▸ **WHAT THE EXERCISE ASKS**: The required lines are those that contain "mnemonic"; pull them out of the data and copy them.

[Source records]

------------------------

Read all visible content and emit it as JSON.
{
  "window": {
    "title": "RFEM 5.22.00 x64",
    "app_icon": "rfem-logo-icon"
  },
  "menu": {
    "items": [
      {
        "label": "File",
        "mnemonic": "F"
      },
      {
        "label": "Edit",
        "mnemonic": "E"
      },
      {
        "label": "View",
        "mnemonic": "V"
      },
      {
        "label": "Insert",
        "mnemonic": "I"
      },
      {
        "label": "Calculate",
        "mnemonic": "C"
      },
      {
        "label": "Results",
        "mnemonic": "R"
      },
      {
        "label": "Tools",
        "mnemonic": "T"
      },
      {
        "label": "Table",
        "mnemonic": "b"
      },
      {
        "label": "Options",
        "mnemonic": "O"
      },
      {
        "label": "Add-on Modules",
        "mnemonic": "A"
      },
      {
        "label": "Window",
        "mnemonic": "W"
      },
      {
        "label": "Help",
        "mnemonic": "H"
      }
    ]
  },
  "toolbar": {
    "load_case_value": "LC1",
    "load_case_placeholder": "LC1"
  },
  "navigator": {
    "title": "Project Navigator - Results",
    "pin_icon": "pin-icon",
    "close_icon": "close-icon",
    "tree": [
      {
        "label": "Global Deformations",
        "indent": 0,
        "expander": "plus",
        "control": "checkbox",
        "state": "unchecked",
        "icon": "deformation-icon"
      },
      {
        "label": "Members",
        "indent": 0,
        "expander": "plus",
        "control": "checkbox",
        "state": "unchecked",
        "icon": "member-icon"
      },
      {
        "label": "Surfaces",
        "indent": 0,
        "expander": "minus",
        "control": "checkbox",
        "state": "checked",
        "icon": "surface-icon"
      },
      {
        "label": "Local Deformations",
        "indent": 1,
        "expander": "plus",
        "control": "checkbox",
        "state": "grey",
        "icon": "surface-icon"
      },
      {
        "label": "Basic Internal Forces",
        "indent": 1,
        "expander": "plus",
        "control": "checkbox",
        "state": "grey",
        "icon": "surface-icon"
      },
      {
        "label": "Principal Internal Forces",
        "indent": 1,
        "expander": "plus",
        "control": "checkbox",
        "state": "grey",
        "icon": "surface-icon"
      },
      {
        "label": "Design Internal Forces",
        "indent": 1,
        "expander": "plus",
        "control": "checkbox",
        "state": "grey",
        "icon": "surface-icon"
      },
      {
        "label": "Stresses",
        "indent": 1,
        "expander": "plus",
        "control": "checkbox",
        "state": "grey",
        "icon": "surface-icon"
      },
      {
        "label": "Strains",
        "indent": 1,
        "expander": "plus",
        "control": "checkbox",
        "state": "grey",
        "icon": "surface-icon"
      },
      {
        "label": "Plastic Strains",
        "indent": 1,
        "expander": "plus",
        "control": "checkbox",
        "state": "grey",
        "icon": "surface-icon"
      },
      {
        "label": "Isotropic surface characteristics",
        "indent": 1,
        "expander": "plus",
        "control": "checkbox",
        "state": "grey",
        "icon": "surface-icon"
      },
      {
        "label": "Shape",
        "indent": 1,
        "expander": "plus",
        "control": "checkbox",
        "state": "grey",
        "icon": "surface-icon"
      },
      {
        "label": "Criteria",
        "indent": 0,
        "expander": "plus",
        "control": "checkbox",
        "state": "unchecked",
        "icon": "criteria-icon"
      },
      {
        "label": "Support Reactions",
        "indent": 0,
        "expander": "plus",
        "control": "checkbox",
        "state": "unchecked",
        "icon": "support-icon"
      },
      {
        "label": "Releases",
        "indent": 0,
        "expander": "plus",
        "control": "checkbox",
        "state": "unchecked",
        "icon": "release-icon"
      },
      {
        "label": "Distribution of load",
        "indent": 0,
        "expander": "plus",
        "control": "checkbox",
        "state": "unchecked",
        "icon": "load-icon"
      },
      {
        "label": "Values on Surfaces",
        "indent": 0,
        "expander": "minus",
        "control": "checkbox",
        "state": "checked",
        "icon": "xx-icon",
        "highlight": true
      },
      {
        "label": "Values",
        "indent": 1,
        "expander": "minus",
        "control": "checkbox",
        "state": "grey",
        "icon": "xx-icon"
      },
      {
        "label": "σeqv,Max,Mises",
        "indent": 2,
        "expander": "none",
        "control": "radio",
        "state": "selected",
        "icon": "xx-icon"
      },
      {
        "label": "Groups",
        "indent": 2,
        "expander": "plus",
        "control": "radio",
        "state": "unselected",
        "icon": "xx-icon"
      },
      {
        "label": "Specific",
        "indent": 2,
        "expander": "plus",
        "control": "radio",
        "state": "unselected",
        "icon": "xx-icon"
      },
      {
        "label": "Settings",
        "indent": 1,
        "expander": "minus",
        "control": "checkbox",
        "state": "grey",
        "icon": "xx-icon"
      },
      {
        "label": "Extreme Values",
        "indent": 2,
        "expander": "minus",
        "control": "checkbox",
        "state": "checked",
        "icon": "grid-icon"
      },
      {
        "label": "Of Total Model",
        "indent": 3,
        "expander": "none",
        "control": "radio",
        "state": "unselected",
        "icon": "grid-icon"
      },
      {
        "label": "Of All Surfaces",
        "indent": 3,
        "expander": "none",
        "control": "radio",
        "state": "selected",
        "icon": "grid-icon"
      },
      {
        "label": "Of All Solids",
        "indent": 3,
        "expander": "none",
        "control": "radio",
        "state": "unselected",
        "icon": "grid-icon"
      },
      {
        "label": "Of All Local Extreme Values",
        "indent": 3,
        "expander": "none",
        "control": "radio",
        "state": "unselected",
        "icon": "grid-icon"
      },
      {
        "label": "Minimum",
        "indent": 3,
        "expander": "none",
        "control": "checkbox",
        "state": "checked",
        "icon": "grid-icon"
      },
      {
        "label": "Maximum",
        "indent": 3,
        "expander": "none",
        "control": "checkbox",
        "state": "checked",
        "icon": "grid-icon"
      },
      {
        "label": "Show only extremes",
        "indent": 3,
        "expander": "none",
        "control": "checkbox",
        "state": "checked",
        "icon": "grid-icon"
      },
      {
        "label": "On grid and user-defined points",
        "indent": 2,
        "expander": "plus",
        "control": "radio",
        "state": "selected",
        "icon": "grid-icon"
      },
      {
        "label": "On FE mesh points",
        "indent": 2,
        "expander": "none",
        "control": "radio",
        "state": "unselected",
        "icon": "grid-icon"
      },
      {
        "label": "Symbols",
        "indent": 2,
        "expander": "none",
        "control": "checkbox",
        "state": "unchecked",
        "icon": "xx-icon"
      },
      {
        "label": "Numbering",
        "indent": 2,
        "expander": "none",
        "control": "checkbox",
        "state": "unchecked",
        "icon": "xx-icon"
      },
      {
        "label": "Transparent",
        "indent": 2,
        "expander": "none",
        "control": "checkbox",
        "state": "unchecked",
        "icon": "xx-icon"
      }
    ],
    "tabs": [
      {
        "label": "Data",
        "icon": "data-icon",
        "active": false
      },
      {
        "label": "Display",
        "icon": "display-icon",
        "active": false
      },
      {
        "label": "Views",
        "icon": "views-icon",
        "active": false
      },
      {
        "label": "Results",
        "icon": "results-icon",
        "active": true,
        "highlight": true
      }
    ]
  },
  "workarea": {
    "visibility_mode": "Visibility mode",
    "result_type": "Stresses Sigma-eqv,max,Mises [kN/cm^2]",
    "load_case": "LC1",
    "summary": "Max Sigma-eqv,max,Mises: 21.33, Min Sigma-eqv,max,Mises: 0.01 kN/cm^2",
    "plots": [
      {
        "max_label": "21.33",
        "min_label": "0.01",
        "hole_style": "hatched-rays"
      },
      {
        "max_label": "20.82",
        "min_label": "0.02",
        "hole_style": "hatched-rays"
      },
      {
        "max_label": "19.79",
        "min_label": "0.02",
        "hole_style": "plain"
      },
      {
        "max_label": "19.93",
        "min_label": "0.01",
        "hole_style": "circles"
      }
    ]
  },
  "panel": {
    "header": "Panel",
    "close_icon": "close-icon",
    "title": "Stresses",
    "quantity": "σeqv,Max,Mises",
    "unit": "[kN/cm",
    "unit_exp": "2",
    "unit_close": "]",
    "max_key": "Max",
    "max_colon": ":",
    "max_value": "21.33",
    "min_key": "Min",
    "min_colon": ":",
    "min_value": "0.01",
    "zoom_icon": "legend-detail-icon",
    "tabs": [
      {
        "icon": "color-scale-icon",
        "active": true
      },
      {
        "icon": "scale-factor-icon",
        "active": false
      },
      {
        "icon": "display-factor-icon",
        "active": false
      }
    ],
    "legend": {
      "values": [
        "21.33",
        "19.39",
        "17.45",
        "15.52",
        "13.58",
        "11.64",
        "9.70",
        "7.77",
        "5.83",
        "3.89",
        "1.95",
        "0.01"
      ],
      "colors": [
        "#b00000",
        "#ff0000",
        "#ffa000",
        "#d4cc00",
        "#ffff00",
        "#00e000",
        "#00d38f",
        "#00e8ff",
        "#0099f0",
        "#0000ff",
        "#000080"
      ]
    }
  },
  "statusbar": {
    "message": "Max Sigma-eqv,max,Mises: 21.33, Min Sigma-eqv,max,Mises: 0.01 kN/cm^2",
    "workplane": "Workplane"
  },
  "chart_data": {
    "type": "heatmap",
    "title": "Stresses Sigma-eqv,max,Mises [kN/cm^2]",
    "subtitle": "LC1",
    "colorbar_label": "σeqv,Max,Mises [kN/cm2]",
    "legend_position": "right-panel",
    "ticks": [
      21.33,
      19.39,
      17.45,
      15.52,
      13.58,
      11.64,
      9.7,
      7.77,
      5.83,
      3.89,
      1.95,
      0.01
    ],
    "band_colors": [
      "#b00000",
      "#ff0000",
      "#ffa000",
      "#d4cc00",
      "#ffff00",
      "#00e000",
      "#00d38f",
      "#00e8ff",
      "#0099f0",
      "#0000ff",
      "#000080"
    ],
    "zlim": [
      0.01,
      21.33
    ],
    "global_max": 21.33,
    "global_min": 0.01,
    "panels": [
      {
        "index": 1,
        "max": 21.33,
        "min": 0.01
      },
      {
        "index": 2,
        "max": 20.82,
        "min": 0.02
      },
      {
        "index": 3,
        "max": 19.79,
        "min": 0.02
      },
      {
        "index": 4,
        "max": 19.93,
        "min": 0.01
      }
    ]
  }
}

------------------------

▸ **TASK SOLUTION**:
        "mnemonic": "F"
        "mnemonic": "E"
        "mnemonic": "V"
        "mnemonic": "I"
        "mnemonic": "C"
        "mnemonic": "R"
        "mnemonic": "T"
        "mnemonic": "b"
        "mnemonic": "O"
        "mnemonic": "A"
        "mnemonic": "W"
        "mnemonic": "H"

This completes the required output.